UN moves to ease Libya sanctions

2011-07-08 14:38

Benghazi, Libya – Fearing an acute shortage of medical and other essential supplies, Libya’s rival factions are in talks with the UN to ease international sanctions on the war-torn nation.

Well-placed UN officials said representatives from Libya’s rebel council and Muammar Gaddafi’s regime held talks last week with the World Health Organisation. The talks were aimed at drawing up a list of items for sanctions relief.

The meeting with the UN agency, held in Geneva, is part of a wider drive to prevent financial sanctions slapped on Libya’s government and banks from creating a major humanitarian emergency.

Aid groups across the country have reported shortages of basic items such as vaccines and painkillers. They say stockpiles in the Gaddafi-controlled west and the rebel-held east have been rapidly whittled down after nearly five months of war.

Although some essential goods can be imported under the current sanctions regime they cannot be paid for because Libyan assets abroad are frozen and foreign banks are refusing to do business with Libyan entities.

Diplomats said Tripoli’s current quarterly order for vaccines was being held up because Dutch bank ABN-AMRO will not accept a credit note from the Bank of Libya for fear of running foul of sanctions or risking a public backlash.

Aside from emergency supplies imported by the UN and non-governmental groups, the last major delivery of medicines to the country came in January.

If the two sides could reach a deal on which items are needed on both sides of the Libyan frontline, diplomats said it would be up to Tripoli to send a request to the UN sanctions committee in New York.

The details do not yet appear to have been agreed on but could involve Libyan assets abroad being unfrozen to pay for goods or cash being transferred to the World Health Organisation to procure goods on Libya’s behalf.

The goods would then be distributed to both sides of the country.

“We need to restore the capacity of the government to procure,” said one UN official who asked not to be named. “We are really looking to try to find a solution to this problem, which is the shortage of drugs.”

The Libyan government is thought to have spent around $2 billion (about R13 billion) a year on the procurement of medicines, although some officials remarked that smarter procurement could lower that cost.
 

Join the conversation!

24.com encourages commentary submitted via MyNews24. Contributions of 200 words or more will be considered for publication.

We reserve editorial discretion to decide what will be published.
Read our comments policy for guidelines on contributions.

24.com publishes all comments posted on articles provided that they adhere to our Comments Policy. Should you wish to report a comment for editorial review, please do so by clicking the 'Report Comment' button to the right of each comment.
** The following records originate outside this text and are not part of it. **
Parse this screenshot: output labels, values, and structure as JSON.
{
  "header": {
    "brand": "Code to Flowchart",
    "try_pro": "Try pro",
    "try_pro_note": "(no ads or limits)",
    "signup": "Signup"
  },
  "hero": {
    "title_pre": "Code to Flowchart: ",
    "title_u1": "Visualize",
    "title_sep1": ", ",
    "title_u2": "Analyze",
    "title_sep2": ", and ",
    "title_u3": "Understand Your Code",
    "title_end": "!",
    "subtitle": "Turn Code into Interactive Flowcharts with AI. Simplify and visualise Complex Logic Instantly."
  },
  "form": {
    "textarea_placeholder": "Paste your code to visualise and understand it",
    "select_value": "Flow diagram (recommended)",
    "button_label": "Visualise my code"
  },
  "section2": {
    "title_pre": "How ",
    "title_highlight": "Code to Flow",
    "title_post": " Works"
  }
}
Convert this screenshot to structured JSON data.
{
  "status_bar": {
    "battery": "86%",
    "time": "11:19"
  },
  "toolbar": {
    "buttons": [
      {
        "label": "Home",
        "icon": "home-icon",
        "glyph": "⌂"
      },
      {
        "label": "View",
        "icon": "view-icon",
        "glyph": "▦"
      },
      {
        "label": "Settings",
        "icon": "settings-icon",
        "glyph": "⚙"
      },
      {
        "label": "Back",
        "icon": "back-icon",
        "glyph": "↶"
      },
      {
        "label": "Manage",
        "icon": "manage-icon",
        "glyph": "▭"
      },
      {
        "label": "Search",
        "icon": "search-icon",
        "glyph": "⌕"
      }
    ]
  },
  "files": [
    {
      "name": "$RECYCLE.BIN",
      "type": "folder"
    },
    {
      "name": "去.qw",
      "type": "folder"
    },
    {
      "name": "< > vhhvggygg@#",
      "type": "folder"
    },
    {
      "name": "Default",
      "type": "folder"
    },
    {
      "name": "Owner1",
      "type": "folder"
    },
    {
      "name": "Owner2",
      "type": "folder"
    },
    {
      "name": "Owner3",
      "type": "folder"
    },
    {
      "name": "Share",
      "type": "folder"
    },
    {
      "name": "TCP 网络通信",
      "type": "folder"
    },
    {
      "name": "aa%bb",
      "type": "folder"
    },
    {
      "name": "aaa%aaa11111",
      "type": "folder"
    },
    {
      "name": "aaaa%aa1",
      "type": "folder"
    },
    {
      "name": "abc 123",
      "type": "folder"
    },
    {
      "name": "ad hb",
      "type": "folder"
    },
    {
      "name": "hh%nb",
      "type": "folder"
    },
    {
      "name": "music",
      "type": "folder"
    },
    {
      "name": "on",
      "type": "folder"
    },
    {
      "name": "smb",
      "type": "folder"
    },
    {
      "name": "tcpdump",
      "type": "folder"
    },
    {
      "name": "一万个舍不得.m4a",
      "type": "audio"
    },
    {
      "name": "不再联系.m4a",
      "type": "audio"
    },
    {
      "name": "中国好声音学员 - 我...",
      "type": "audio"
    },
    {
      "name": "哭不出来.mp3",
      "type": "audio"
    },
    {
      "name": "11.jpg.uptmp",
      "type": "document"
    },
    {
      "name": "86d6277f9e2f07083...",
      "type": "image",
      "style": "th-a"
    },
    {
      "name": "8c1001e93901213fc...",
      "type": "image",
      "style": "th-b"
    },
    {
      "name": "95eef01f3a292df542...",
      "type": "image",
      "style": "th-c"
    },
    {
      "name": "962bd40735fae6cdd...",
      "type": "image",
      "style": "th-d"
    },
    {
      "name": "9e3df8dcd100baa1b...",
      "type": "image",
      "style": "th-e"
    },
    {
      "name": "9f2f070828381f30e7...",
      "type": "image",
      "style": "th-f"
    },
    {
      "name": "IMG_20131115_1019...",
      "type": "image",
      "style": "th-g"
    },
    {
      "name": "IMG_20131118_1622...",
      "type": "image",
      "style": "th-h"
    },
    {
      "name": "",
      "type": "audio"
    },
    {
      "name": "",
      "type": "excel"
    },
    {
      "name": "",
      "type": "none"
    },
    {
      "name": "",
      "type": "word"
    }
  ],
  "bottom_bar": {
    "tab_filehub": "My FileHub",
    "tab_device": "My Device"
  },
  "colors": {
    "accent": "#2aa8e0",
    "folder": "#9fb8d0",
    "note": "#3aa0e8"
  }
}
Comment on this story
0 comments
Comments have been closed for this article.

Inside News24

 
/News

Book flights

Compare, Book, Fly

Traffic Alerts
There are new stories on the homepage. Click here to see them.
 
English
Afrikaans
isiZulu

Hello 

Create Profile

Creating your profile will enable you to submit photos and stories to get published on News24.


Please provide a username for your profile page:

This username must be unique, cannot be edited and will be used in the URL to your profile page across the entire 24.com network.

Settings

Location Settings

News24 allows you to edit the display of certain components based on a location. If you wish to personalise the page based on your preferences, please select a location for each component and click "Submit" in order for the changes to take affect.




Facebook Sign-In

Hi News addict,

Join the News24 Community to be involved in breaking the news.

Log in with Facebook to comment and personalise news, weather and listings.